JP Morgan Chase is recovering from a DDoS attack that knocked it’s website, and online banking offline on Tuesday, making them the latest victim in a wave of DDoS attacks against financial institutions.
Initially, the DDoS prevented access completely for some customers, and then the attack created intermittent outages and connections that were sluggish and slow. Customers were greeted with a notice on Chase.com that simply stated that the site was “temporarily down.” Mobile banking was unaffected by the attack, Chase said.
The bank confirmed the DDoS attack to the media, but would not, or could not disclose technical details such as peak traffic or length of attack. As of Tuesday evening, Chase.com was working as normal.
Earlier this month, a group calling itself Izz ad-Din al-Qassam Cyber Fighters, promised new DDoS attacks against the finance sector, having previously targeted several American banks successfully. At the time their warning was delivered, Bank of America, PNC Bank, Wells Fargo, and Citibank were all having connection issues or were offline entirely.
Earlier this year, a study by the Ponemon Institute said that 64% of IT staffers working within the financial sector said that their banks had suffered at least one DDoS attack within the previous 12 months, and 78% of those respondents said that DDoS attacks will either continue or increase in 2013.

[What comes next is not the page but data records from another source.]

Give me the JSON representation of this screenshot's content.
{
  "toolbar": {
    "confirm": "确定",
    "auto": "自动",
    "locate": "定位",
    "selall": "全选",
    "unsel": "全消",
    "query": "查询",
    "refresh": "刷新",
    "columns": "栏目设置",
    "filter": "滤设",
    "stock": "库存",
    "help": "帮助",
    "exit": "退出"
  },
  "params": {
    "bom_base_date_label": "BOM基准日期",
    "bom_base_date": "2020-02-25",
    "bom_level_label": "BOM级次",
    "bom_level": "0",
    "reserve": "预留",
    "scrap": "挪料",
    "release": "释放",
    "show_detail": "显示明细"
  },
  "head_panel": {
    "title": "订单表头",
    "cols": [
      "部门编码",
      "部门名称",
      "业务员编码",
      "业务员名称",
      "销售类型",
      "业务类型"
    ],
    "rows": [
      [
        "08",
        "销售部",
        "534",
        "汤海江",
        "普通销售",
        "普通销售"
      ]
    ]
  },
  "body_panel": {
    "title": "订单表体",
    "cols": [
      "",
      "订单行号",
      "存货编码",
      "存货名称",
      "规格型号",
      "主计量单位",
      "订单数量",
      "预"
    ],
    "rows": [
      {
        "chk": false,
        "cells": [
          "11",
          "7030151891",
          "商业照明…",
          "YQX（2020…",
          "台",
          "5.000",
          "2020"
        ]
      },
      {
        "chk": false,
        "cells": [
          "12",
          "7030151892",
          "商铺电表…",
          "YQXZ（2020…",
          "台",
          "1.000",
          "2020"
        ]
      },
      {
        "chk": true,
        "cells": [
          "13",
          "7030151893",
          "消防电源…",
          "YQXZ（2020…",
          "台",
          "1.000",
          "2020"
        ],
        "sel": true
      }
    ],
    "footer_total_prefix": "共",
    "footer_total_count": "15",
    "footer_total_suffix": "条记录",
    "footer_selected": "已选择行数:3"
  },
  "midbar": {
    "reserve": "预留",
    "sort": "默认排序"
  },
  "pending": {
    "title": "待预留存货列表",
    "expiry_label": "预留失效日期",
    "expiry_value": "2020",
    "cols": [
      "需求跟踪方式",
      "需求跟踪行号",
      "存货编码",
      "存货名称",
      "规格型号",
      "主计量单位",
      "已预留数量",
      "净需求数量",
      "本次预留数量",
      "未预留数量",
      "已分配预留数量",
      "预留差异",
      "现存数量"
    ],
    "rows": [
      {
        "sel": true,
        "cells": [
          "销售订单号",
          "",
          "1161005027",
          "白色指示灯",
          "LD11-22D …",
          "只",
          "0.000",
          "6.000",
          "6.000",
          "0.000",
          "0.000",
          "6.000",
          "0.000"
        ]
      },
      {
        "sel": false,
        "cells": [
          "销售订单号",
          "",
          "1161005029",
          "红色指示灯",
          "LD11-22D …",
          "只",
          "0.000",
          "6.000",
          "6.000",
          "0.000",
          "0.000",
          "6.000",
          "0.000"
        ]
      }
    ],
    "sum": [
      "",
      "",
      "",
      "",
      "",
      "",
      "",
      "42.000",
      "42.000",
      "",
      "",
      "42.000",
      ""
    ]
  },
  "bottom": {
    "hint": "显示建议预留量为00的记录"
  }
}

“The belief that traditional perimeter security technologies such as firewalls are able to protect against today’s DDoS attacks is lulling not only financial institutions but organizations across every sector into a false sense of security,” said Marty Meyer, president of Corero Network Security, the company that commissioned the Ponemon study.

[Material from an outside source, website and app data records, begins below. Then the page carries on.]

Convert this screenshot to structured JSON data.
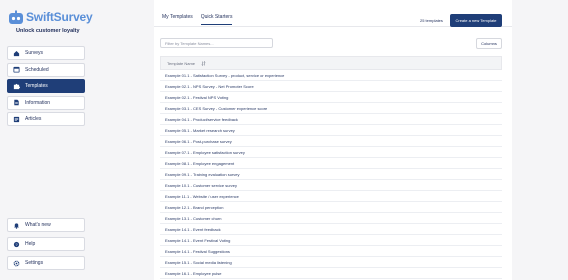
{
  "brand": {
    "title": "SwiftSurvey",
    "subtitle": "Unlock customer loyalty"
  },
  "sidebar": {
    "top_items": [
      {
        "label": "Surveys",
        "icon": "home-icon",
        "active": false
      },
      {
        "label": "Scheduled",
        "icon": "calendar-icon",
        "active": false
      },
      {
        "label": "Templates",
        "icon": "puzzle-icon",
        "active": true
      },
      {
        "label": "Information",
        "icon": "document-icon",
        "active": false
      },
      {
        "label": "Articles",
        "icon": "articles-icon",
        "active": false
      }
    ],
    "bottom_items": [
      {
        "label": "What's new",
        "icon": "bell-icon"
      },
      {
        "label": "Help",
        "icon": "help-icon"
      },
      {
        "label": "Settings",
        "icon": "gear-icon"
      }
    ]
  },
  "tabs": [
    {
      "label": "My Templates",
      "active": false
    },
    {
      "label": "Quick Starters",
      "active": true
    }
  ],
  "template_count": "25 templates",
  "create_button": "Create a new Template",
  "filter": {
    "placeholder": "Filter by Template Names..."
  },
  "columns_button": "Columns",
  "table": {
    "header": "Template Name",
    "rows": [
      "Example 01.1 - Satisfaction Survey - product, service or experience",
      "Example 02.1 - NPS Survey - Net Promoter Score",
      "Example 02.1 - Festival NPS Voting",
      "Example 03.1 - CES Survey - Customer experience score",
      "Example 04.1 - Product/service feedback",
      "Example 05.1 - Market research survey",
      "Example 06.1 - Post-purchase survey",
      "Example 07.1 - Employee satisfaction survey",
      "Example 08.1 - Employee engagement",
      "Example 09.1 - Training evaluation survey",
      "Example 10.1 - Customer service survey",
      "Example 11.1 - Website / user experience",
      "Example 12.1 - Brand perception",
      "Example 13.1 - Customer churn",
      "Example 14.1 - Event feedback",
      "Example 14.1 - Event Festival Voting",
      "Example 14.1 - Festival Suggestions",
      "Example 15.1 - Social media listening",
      "Example 16.1 - Employee pulse"
    ]
  },
  "colors": {
    "primary": "#1f3e78",
    "brand_blue": "#5a8fd8"
  }
}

“Many Organizations assume traditional firewalls can provide protection against DDoS and zero-Day exploits at the perimeter, yet this is not what they were designed to do and therefore attacks are still getting through.”